Circus Maximus

Circus Maximus was an ancient Roman chariot-racing stadium and mass entertainment venue located in Rome. It was the largest stadium in the Roman world, built in the 6th century BC and used for chariot racing and public events. The stadium measured 621 m (2,037 ft) in length and 118 m (387 ft) in width, and could accommodate up to 250,000 spectators. The track could fit 12 chariots at a time, and races typically lasted around seven laps. Chariot races were much more than a sporting event, they were also a form of entertainment and a way for the Roman people to express their religious devotion to their gods. The Circus Maximus was also a venue for religious festivals, processions, animal hunts, and theatrical performances.

Piazza Navona

is one of the most famous and beautiful squares in Rome, Italy. Its Baroque architecture, impressive fountains, and delicious restaurants make it a popular tourist destination. The area was originally designed by the famous architect, Gian Lorenzo Bernini, in the 17th century.

It was built on the site of the Stadium of Domitian, which was used for athletics in ancient Rome. The square is rectangular in shape with three fountains, the Fountain of the Four Rivers, Fountain of Neptune, and the Fountain of the Moor.

Along the sides of the square are numerous cafes, restaurants, and shops. Visitors can also find a variety of street performers and musicians performing for the crowds.

Piazza di Spagna

Piazza di Spagna is one of the most iconic squares in Rome.
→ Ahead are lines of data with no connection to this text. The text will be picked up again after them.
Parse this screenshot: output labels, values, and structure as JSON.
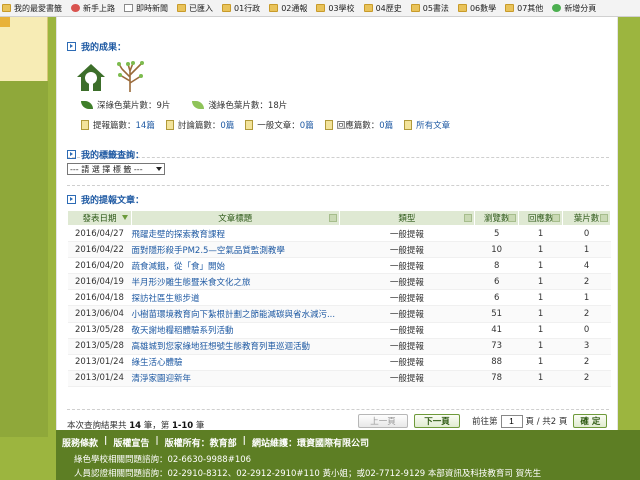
{
  "bookmarks": [
    {
      "label": "我的最愛書籤",
      "icon": "folder"
    },
    {
      "label": "新手上路",
      "icon": "red"
    },
    {
      "label": "即時新聞",
      "icon": "page"
    },
    {
      "label": "已匯入",
      "icon": "folder"
    },
    {
      "label": "01行政",
      "icon": "folder"
    },
    {
      "label": "02通報",
      "icon": "folder"
    },
    {
      "label": "03學校",
      "icon": "folder"
    },
    {
      "label": "04歷史",
      "icon": "folder"
    },
    {
      "label": "05書法",
      "icon": "folder"
    },
    {
      "label": "06數學",
      "icon": "folder"
    },
    {
      "label": "07其他",
      "icon": "folder"
    },
    {
      "label": "新增分頁",
      "icon": "green"
    }
  ],
  "achievements": {
    "heading": "我的成果：",
    "dark_leaf_label": "深綠色葉片數：9片",
    "light_leaf_label": "淺綠色葉片數：18片",
    "stats": [
      {
        "label": "提報篇數：",
        "value": "14篇"
      },
      {
        "label": "討論篇數：",
        "value": "0篇"
      },
      {
        "label": "一般文章：",
        "value": "0篇"
      },
      {
        "label": "回應篇數：",
        "value": "0篇"
      }
    ],
    "all_articles_link": "所有文章"
  },
  "tags": {
    "heading": "我的標籤查詢：",
    "selected": "--- 請 選 擇 標 籤 ---"
  },
  "reports": {
    "heading": "我的提報文章：",
    "columns": [
      "發表日期",
      "文章標題",
      "類型",
      "瀏覽數",
      "回應數",
      "葉片數"
    ],
    "rows": [
      {
        "date": "2016/04/27",
        "title": "飛躍走壁的探索教育課程",
        "type": "一般提報",
        "views": "5",
        "replies": "1",
        "leaves": "0"
      },
      {
        "date": "2016/04/22",
        "title": "面對隱形殺手PM2.5—空氣品質監測教學",
        "type": "一般提報",
        "views": "10",
        "replies": "1",
        "leaves": "1"
      },
      {
        "date": "2016/04/20",
        "title": "蔬食減餓，從「食」開始",
        "type": "一般提報",
        "views": "8",
        "replies": "1",
        "leaves": "4"
      },
      {
        "date": "2016/04/19",
        "title": "半月形沙雕生態暨米食文化之旅",
        "type": "一般提報",
        "views": "6",
        "replies": "1",
        "leaves": "2"
      },
      {
        "date": "2016/04/18",
        "title": "探訪社區生態步道",
        "type": "一般提報",
        "views": "6",
        "replies": "1",
        "leaves": "1"
      },
      {
        "date": "2013/06/04",
        "title": "小樹苗環境教育向下紮根計劃之節能減碳與省水減污...",
        "type": "一般提報",
        "views": "51",
        "replies": "1",
        "leaves": "2"
      },
      {
        "date": "2013/05/28",
        "title": "敬天謝地糧稻體驗系列活動",
        "type": "一般提報",
        "views": "41",
        "replies": "1",
        "leaves": "0"
      },
      {
        "date": "2013/05/28",
        "title": "高雄城到您家綠地狂想號生態教育列車巡迴活動",
        "type": "一般提報",
        "views": "73",
        "replies": "1",
        "leaves": "3"
      },
      {
        "date": "2013/01/24",
        "title": "綠生活心體驗",
        "type": "一般提報",
        "views": "88",
        "replies": "1",
        "leaves": "2"
      },
      {
        "date": "2013/01/24",
        "title": "清淨家園迎新年",
        "type": "一般提報",
        "views": "78",
        "replies": "1",
        "leaves": "2"
      }
    ],
    "result_prefix": "本次查詢結果共 ",
    "result_total": "14",
    "result_mid": " 筆，第 ",
    "result_range": "1-10",
    "result_suffix": " 筆",
    "prev_label": "上一頁",
    "next_label": "下一頁",
    "goto_prefix": "前往第",
    "page_value": "1",
    "goto_suffix": "頁 / 共2 頁",
    "confirm_label": "確 定"
  },
  "footer": {
    "links": [
      "服務條款",
      "|",
      "版權宣告",
      "|",
      "版權所有：教育部",
      "|",
      "網站維護：環資國際有限公司"
    ],
    "line1": "綠色學校相關問題諮詢：02-6630-9988#106",
    "line2": "人員認證相關問題諮詢：02-2910-8312、02-2912-2910#110 黃小姐；或02-7712-9129 本部資訊及科技教育司 賀先生"
  },
  "colors": {
    "accent": "#1f5aa3",
    "bg_green": "#9cb53f",
    "footer_green": "#5d7e24"
  }
}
Located at the foot of the Spanish Steps, it is one of the city’s most popular tourist attractions. The piazza is framed by the Babuino and the Trinita dei Monti, two monumental baroque fountains.

The piazza is also home to several other important monuments and buildings, including the Fontana della Barcaccia and the Column of the Immaculate Conception. The piazza is also known for its vibrant nightlife, with many restaurants, bars, and lounges located in the area. It is the perfect place to spend an evening in Rome, with its beautiful surroundings and buzzing atmosphere.
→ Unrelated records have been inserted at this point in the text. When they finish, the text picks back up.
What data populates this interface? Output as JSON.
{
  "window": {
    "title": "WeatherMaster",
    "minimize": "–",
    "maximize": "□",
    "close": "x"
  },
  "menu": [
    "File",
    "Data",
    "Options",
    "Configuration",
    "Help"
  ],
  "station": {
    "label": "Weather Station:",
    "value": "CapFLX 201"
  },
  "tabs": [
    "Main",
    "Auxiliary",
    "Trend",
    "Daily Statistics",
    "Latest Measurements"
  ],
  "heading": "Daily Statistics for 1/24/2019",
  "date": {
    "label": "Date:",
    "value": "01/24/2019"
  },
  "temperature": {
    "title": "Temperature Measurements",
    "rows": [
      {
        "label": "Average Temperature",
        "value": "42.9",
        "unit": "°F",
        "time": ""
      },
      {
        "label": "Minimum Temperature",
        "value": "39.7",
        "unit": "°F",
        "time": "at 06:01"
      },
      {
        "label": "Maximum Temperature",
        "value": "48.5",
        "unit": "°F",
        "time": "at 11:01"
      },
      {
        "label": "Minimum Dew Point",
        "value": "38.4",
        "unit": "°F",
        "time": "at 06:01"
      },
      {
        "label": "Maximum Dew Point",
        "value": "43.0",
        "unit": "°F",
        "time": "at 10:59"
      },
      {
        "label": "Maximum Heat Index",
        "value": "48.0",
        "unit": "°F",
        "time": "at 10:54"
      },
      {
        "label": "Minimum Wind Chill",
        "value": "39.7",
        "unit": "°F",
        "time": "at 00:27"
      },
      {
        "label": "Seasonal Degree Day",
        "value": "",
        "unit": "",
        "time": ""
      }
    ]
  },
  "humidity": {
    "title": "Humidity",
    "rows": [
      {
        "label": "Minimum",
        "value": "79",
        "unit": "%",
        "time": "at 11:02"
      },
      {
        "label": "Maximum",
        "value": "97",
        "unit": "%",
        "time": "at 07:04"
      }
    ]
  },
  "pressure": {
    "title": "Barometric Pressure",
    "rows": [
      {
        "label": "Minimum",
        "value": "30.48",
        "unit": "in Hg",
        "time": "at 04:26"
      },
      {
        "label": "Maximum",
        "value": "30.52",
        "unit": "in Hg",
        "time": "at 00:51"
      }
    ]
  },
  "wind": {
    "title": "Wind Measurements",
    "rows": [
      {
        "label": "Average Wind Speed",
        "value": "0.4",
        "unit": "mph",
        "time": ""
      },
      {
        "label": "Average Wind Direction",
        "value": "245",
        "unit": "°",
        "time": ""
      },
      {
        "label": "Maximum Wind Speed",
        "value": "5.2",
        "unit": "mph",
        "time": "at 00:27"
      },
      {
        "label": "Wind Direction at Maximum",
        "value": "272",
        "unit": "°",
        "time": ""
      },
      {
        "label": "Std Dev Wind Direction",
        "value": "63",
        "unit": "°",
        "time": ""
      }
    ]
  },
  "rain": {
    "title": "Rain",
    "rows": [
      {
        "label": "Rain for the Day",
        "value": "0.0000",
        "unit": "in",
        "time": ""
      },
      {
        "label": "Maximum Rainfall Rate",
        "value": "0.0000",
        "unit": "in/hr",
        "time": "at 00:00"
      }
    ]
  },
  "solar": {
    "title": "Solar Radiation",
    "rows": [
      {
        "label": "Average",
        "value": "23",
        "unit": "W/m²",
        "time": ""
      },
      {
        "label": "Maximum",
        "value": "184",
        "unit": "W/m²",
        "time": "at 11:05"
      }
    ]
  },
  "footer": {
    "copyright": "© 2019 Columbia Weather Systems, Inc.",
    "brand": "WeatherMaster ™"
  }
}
Villa Doria Pamphili

Villa Doria Pamphili is a 17th-century villa with what is today the largest landscaped public park in Rome, Italy. The villa was built for the Pamphili family and was designed by the renowned architect Giovanni Fontana. The villa was built on the site of the previous Villa Pamphili, which had been built in the 16th Century and destroyed during the Sack of Rome in 1527.
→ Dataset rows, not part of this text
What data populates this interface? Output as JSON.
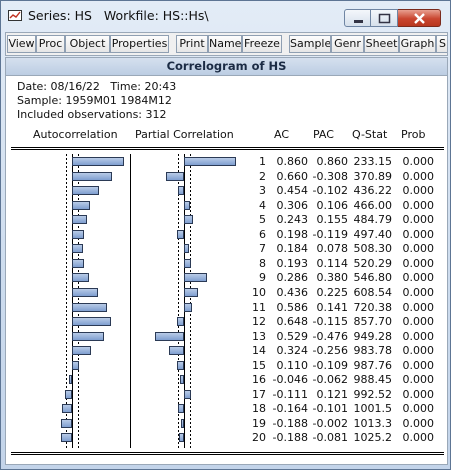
{
  "window": {
    "title": "Series: HS   Workfile: HS::Hs\\"
  },
  "toolbar": {
    "buttons": [
      "View",
      "Proc",
      "Object",
      "Properties",
      "Print",
      "Name",
      "Freeze",
      "Sample",
      "Genr",
      "Sheet",
      "Graph",
      "S"
    ]
  },
  "view": {
    "header": "Correlogram of HS",
    "date_line": "Date: 08/16/22   Time: 20:43",
    "sample_line": "Sample: 1959M01 1984M12",
    "obs_line": "Included observations: 312",
    "col_autocorr": "Autocorrelation",
    "col_partial": "Partial Correlation",
    "col_ac": "AC",
    "col_pac": "PAC",
    "col_qstat": "Q-Stat",
    "col_prob": "Prob",
    "rows": [
      {
        "lag": "1",
        "ac": "0.860",
        "pac": "0.860",
        "q": "233.15",
        "prob": "0.000"
      },
      {
        "lag": "2",
        "ac": "0.660",
        "pac": "-0.308",
        "q": "370.89",
        "prob": "0.000"
      },
      {
        "lag": "3",
        "ac": "0.454",
        "pac": "-0.102",
        "q": "436.22",
        "prob": "0.000"
      },
      {
        "lag": "4",
        "ac": "0.306",
        "pac": "0.106",
        "q": "466.00",
        "prob": "0.000"
      },
      {
        "lag": "5",
        "ac": "0.243",
        "pac": "0.155",
        "q": "484.79",
        "prob": "0.000"
      },
      {
        "lag": "6",
        "ac": "0.198",
        "pac": "-0.119",
        "q": "497.40",
        "prob": "0.000"
      },
      {
        "lag": "7",
        "ac": "0.184",
        "pac": "0.078",
        "q": "508.30",
        "prob": "0.000"
      },
      {
        "lag": "8",
        "ac": "0.193",
        "pac": "0.114",
        "q": "520.29",
        "prob": "0.000"
      },
      {
        "lag": "9",
        "ac": "0.286",
        "pac": "0.380",
        "q": "546.80",
        "prob": "0.000"
      },
      {
        "lag": "10",
        "ac": "0.436",
        "pac": "0.225",
        "q": "608.54",
        "prob": "0.000"
      },
      {
        "lag": "11",
        "ac": "0.586",
        "pac": "0.141",
        "q": "720.38",
        "prob": "0.000"
      },
      {
        "lag": "12",
        "ac": "0.648",
        "pac": "-0.115",
        "q": "857.70",
        "prob": "0.000"
      },
      {
        "lag": "13",
        "ac": "0.529",
        "pac": "-0.476",
        "q": "949.28",
        "prob": "0.000"
      },
      {
        "lag": "14",
        "ac": "0.324",
        "pac": "-0.256",
        "q": "983.78",
        "prob": "0.000"
      },
      {
        "lag": "15",
        "ac": "0.110",
        "pac": "-0.109",
        "q": "987.76",
        "prob": "0.000"
      },
      {
        "lag": "16",
        "ac": "-0.046",
        "pac": "-0.062",
        "q": "988.45",
        "prob": "0.000"
      },
      {
        "lag": "17",
        "ac": "-0.111",
        "pac": "0.121",
        "q": "992.52",
        "prob": "0.000"
      },
      {
        "lag": "18",
        "ac": "-0.164",
        "pac": "-0.101",
        "q": "1001.5",
        "prob": "0.000"
      },
      {
        "lag": "19",
        "ac": "-0.188",
        "pac": "-0.002",
        "q": "1013.3",
        "prob": "0.000"
      },
      {
        "lag": "20",
        "ac": "-0.188",
        "pac": "-0.081",
        "q": "1025.2",
        "prob": "0.000"
      }
    ]
  }
}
The Villa Doria Pamphili is a large complex, with a large palace, gardens, grottoes, terraces and loggias. The park is home to a variety of flora and fauna, including several species of deer, foxes, porcupines, and badgers.

The gardens are also home to several Roman sculptures, as well as a large number of fountains, pools, and sculptures. The park is open to the public and visitors can take guided tours or explore on their own.


Trastevere is one of the oldest and most characteristic districts of Rome. It is located on the western bank of the Tiber River and it is home to some of the city’s most stunning churches, palaces, and squares, like Piazza di Santa Maria in Trastevere, one of the most popular squares in Rome. The streets of Trastevere are lined with restaurants, bars and cafes, making it a great place to relax and explore. It’s also a great place to shop, as you’ll find some of the best shopping in Rome. Whether you’re looking for souvenirs, clothing, crafts, or something special, Trastevere has it all.

Campo de’ Fiori

Campo de’ Fiori is a picturesque public square located in Rome, Italy, known for its vibrant nightlife and bustling market.

Campo de’ Fiori is an iconic square in the heart of Rome, Italy. It is a popular spot for tourists and Romans alike, and it is home to a daily market selling fresh fruits and vegetables. It is also famous for its vibrant nightlife, with several restaurants, bars and pubs lining the square.

The most iconic sight in the square is the statue of Giordano Bruno, a philosopher who was burned at the stake in the square in 1600. The square also contains several other monuments, including the Palazzo della Cancelleria, which dates back to the 15th century.

The atmosphere in Campo de’ Fiori is truly unique, and it is an essential part of the city of Rome.